When a loved one passes away, a family usually comes together and supports one another. However, that doesn't seem to be the case for this man and his teenage daughter in the wildly popular "AITA" subreddit.
In June 2023, a man took to the popular subreddit to explain a recent decision he made regarding his teenage daughter. The original poster, who goes by the handle u/TerribleTurnover2444, said he didn't let his daughter take time off school to grieve her mother's death. Read on for more details.
A dad didn't let his daughter take time off school to grieve her mom's death.
The man first provided context, stating that life has been incredibly difficult for him and his daughter since his wife's (and her mother's) passing. He added that dealing with his own grief while trying to provide for his child has been a challenge, noting that she's been "extremely distraught."
"I can see how much she's struggling emotionally," the OP explained. "However, when she asked me for time off from school to process her grief, I ended up prioritizing her academic performance instead."
The OP said he's always been a "stickler" for school, and his daughter is someone who excels in her studies. So, when she approached him and asked for a break to process her grief, he "couldn't help but think about how it would impact her grades and future prospects."
The man claimed he was "concerned" that missing school would result in her grades dropping and ruin her chances of getting into a good college. So, instead of allowing his daughter to take time off, the OP "suggested that she continue attending school" because "maintaining a routine and focusing on her education" would keep her on track.
As expected, the OP's daughter was absolutely devastated; she accused her dad of "not caring about her feelings and prioritizing her school performance over her emotional well-being."
Reddit urged the OP to allow his daughter time to grieve.
The viral post instantly racked up hundreds of comments, with fellow Redditors sharing their thoughts on the situation and deeming the OP the a------. The top comment, which received over 28,700 upvotes, advised the OP to get his teen daughter's teachers involved while she takes time off to mourn.
"YTA. She needed time to grieve. A couple of weeks out of school won't ruin her academic results," they wrote. "I know this is hard, and I am sorry for your loss, but you need to stop being lazy. Get her teachers involved and make sure she can take the rest she deserves while staying on track with school."
Another replied, "She'll [still] get into college even with taking a few weeks off. Focus on her long-term well-being and not short-term academics. Yes, get her teachers and the school staff involved. Your daughter would also likely benefit from counseling or a support group. She is asking for help. Give it to her."
"She lost her MOTHER TWO WEEKS AGO. She deserves to have that time off!" said a third Redditor. "It's not like she's bulls------- for no reason. She, at 16 [years old], has to cope with the fact that her mother won't be there to help her get ready for prom, graduation, or college formal ... she won't be there for her one-day wedding, or if she has kids, the[ir] births. She's struggling with the fact her mother is GONE. You can get remarried, she can't get another mother."

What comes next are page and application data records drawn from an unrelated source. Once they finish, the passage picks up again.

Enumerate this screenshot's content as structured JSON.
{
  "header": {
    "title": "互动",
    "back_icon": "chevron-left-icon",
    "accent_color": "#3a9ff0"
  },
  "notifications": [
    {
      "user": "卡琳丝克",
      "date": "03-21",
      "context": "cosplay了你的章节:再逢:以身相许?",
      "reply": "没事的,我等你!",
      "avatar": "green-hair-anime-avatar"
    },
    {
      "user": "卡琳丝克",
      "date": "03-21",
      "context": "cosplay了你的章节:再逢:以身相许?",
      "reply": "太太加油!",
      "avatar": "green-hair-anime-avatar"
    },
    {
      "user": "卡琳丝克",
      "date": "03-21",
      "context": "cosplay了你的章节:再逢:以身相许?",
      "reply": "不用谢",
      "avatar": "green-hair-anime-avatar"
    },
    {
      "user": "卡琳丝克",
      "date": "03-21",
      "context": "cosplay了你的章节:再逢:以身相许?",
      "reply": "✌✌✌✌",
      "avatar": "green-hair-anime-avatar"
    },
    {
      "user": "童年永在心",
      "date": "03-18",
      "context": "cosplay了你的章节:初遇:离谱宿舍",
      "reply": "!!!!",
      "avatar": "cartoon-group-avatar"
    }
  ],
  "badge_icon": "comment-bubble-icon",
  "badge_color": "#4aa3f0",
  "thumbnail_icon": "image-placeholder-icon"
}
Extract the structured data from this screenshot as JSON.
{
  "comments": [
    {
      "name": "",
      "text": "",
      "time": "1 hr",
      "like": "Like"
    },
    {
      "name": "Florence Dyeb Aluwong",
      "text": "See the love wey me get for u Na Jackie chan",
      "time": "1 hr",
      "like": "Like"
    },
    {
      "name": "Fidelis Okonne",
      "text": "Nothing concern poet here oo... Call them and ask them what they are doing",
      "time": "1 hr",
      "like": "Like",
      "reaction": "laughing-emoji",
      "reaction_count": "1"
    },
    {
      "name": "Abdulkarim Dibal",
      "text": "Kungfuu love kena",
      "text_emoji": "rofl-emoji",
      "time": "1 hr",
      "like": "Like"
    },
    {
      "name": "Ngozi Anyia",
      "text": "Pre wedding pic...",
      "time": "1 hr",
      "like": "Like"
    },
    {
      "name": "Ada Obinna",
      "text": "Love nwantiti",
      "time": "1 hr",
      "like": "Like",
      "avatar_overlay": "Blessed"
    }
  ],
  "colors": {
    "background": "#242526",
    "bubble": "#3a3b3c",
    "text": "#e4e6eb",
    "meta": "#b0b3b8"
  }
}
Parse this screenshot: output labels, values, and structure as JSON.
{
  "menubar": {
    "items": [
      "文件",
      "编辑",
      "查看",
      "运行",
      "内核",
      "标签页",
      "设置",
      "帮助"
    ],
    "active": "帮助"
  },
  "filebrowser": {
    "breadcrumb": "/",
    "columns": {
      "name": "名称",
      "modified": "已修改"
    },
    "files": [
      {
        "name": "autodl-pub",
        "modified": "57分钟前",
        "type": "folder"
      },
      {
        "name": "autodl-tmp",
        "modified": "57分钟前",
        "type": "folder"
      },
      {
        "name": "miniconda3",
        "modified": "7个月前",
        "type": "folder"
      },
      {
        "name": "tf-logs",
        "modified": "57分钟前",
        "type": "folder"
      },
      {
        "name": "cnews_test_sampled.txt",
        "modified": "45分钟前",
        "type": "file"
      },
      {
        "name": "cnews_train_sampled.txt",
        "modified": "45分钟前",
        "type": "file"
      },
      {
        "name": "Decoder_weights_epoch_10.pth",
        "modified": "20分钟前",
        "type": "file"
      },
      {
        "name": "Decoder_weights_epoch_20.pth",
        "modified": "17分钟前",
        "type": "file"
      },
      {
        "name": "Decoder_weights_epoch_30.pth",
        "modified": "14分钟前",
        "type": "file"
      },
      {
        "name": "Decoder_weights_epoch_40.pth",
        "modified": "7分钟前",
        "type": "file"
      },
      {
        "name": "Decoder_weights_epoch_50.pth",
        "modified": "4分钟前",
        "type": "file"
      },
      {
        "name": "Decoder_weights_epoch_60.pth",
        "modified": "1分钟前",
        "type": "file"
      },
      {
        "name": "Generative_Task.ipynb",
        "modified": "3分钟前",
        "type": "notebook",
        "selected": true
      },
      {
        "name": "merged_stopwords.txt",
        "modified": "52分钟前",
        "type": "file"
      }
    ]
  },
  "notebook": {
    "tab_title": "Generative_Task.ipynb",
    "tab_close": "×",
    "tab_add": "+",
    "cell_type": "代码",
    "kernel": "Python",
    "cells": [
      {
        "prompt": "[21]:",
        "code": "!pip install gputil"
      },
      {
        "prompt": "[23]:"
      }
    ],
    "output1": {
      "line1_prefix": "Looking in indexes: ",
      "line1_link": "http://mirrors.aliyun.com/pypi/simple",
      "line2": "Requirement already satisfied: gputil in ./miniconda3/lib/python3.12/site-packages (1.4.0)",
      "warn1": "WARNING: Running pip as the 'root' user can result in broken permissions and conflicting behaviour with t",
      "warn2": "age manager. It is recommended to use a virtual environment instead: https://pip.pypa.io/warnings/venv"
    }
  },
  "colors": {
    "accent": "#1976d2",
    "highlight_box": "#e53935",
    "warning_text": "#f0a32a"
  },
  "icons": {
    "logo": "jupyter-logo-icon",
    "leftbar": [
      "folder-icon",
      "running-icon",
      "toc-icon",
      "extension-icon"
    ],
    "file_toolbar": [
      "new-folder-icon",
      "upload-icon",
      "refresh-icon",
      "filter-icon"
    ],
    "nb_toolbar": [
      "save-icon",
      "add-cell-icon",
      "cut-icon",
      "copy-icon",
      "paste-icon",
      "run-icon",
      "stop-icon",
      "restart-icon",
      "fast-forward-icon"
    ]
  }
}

Others told the OP that although his daughter is going to school, her grades will still suffer: "As a teacher, I can tell you that she's not learning or processing anything," someone explained. "You're actually jeopardizing her academics right now since she's distraught and distracted."
Another Redditor added, "I understand your concerns that her academic performance may slip, but to be honest, if she isn't allowed the time she needs to grieve, her grades are going to slip anyway. And moreover, if they do, that's OK. She will have a future anyway, even if she gets bad grades at this point."
"Her grades are going to slide. That is inevitable. It is part of grief. So plan for it," another person commented. "If you pick on her for that inevitable thing you are an a------."